In my experience at learning and using the French language I am aware that it is most crucial to have the ability to speak a language and from there the rest of the skills seem to follow. So in my classes I would place a heavy emphasis on the development of the student’s speaking skills. This is why I do not think textbooks are effective tools to teach with. They don’t encourage the use of this skill so do not help the student’s skill at speaking English, progress. Listening is also important, as I have found it the second most significant skill to have in order to communicate. As English is a non-phonetic language a small amount of reading should be included in the teaching process to ensure that the student is able to recognize the words they learn and also that they are able to pronounce them correctly. Writing is the skill I would include very minimally in the lessons as I think it is the least useful skill in terms of communicating in English.
However the emphasis on these skills when teaching must be adapted to suit the needs of the learner and also must be adapted to suit what type of learner the student is. For example a heavier emphasis on listening would be placed if he or she were an auditory learner. The materials that I would use during activities would directly correlate with what type of learner the student was. For example if the student was predominately a visual learner I would teacher them primarily through videos, images and texts.

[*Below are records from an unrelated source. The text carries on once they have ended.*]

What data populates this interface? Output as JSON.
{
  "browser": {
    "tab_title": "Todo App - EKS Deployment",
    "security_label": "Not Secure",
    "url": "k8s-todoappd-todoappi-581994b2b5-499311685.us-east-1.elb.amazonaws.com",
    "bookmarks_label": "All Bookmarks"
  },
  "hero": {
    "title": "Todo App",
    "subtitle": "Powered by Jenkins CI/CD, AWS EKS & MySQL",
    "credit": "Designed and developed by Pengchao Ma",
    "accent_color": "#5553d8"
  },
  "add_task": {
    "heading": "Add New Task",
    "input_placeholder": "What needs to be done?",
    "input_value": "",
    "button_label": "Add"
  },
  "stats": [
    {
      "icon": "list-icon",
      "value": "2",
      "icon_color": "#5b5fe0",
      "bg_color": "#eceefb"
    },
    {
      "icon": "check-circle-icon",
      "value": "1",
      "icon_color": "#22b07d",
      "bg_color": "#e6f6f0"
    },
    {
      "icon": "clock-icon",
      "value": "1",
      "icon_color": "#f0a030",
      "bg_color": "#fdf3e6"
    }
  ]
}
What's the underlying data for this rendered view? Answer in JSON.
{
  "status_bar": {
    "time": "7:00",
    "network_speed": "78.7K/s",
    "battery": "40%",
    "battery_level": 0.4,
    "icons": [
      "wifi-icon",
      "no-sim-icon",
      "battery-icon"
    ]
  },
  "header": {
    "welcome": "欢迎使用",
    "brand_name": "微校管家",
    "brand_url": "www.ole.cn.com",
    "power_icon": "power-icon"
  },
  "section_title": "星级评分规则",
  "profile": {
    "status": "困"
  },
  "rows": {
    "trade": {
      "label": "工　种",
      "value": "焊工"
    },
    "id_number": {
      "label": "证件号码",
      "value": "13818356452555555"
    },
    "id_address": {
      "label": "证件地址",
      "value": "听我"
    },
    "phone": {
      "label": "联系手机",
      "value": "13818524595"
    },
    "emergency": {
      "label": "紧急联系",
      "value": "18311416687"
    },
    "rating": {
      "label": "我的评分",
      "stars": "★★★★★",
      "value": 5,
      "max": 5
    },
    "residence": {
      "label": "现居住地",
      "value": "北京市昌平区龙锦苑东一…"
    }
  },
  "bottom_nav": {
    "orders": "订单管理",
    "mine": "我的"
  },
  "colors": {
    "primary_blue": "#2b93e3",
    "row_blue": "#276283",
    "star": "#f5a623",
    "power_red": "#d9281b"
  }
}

I think that taking into consideration the students learning style is the future of teaching. When the student is taught on the basis of what learning style they are, combined with taking in to consideration their age, level, motivation and interests it is the most efficient and effective way to help them to learn the language. I believe that teachers can help each other achieve this method of teaching by sharing their lesson plans for the different types of learners.